A New Type of Light Armored Vehicle
MRAP vehicles such as the International MaxxPro boasted several major upgrades over the light armored vehicles that troops had been using previously. Most notably, this included a V-shaped hull which helped deflect blasts outward and away from the crew. Such vehicles were also heavily armored to protect against direct fire and RPG rounds. Armoring was able to be customized depending on the specific mission requirements involved in its usage.
Prior to this, U.S. soldiers had been riding in flat-bottomed Humvees, unsuccessfully attempting to protect themselves from IED blasts by piling sandbags on the floor in an attempt to suppress the blast impact.
Both category 1 or category 2 MRAPs exist, with the difference relating to usage and passenger compartment space. However, the majority sold were category 1 MRAPs. These weighed between 14 and 18 tons, stood 9 feet tall, and cost between $500,000 and $1,000,000. Starting in 2007, approximately 9,000 units were manufactured and sold.
But it wasn’t just the vehicle itself that had to be designed to cope with new threats such as IEDs. New weapons to defend against also meant redesigning troop seats to make them better and safer for soldiers who put their lives on the line. Troop seats in this context were about far more than just comfort.

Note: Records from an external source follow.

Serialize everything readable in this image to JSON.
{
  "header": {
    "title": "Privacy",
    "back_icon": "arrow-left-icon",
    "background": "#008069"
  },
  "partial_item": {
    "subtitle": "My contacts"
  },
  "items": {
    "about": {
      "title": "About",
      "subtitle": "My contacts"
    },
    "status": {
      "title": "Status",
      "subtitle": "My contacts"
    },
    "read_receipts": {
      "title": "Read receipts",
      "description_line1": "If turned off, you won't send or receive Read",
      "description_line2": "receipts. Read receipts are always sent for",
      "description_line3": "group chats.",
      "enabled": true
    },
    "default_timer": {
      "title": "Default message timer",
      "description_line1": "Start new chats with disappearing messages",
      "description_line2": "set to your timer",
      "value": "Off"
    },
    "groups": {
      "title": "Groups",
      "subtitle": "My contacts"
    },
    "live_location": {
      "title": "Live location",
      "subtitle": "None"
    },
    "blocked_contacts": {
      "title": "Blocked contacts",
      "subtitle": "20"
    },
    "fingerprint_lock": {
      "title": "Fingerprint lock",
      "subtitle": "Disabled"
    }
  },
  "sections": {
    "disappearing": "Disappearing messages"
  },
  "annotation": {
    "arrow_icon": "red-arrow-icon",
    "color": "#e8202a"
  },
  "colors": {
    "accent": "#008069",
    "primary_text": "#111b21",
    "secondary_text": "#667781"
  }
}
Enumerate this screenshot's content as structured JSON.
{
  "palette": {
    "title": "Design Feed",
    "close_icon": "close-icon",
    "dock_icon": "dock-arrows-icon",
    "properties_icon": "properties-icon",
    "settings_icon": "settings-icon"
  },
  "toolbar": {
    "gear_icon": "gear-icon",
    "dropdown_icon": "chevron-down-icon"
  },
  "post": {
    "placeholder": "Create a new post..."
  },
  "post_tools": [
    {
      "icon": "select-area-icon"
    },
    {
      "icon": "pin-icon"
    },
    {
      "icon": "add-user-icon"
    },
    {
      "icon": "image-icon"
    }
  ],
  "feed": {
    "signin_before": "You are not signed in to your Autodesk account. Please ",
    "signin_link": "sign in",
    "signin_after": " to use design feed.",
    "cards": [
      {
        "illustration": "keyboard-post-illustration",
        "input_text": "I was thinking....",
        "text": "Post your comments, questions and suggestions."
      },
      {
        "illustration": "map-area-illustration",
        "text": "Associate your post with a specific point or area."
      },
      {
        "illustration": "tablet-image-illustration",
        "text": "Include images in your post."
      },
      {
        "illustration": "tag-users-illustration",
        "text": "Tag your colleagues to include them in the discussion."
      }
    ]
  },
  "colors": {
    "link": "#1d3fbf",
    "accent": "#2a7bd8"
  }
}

Even with new types of vehicular armoring available, soldiers travelling in armored vehicles still face risks from being exposed to damaging shockwaves in the event of an IED blast. Underbelly explosions caused by an IED produces a supersonic shockwave: sending dirt, rocks, and air crashing into the underside of military vehicles at extremely high velocity. Such shockwaves can cause immense damage, ranging from immediate spinal injuries and severe trauma to internal organs through to longer term damage such as permanent eye injuries and even severe neurological impacts.
Blast-Protecting MRAP Seats
To give troop seats the overhaul that they desperately required, Mobius Protection Systems has designed, developed and manufactured blast-protecting MRAP seats. Based on Mobius’ patented SPIRAL technology, these seats boast a lightweight, single element system granting them energy-absorbing capabilities should the vehicle in which they have been fitted be struck by a blast.
In this scenario, the highly ergonomic MRAP seats offer 360-degree protection that isolates and shields crew members from the vehicle’s body, attenuating the force of the explosion. Mobius’ SPIRAL tech has repeatedly achieved outstandingly low Dynamic Response Index (DRI) measures when tested, even during multi-hit assaults. This crucial measure is a determination of the likelihood of spinal damage arising from a vertical shock load in a military environment.
Mobius’ blast-protecting technology is one more crucial component in the arsenal of any modern versatile military force. Its versatility also means that the seats can be adjusted to the vehicle, rather than having to modify the vehicle in order for the seats to fit. Alongside MRAP vehicles, our MRAP seats can be fitted in Main Battle Tanks, Infantry Combat Vehicles, Armored Personnel Carriers, MPVs, Light Tactical Vehicles, and more.
The Versatility of MRAP Seats
The troop seats weigh between 17 to 22 kg, and can be installed via mountings using the wall, floor, or roof. There are also crew seats designed to fit a range of military job types and specifications, including commanders, gunners, drivers and troops that includes various adjustment functionalities required by the operator. Thanks to self-adjusting dynamic attenuation, they can be used to offer effective protection for everyone from the lightest 5th percentile female to a heavyset 95th percentile male.
If you want to know more about our MRAP seats or have any questions about how Mobius may be able to help you further increase the safety of military vehicles in your charge, make sure to contact us.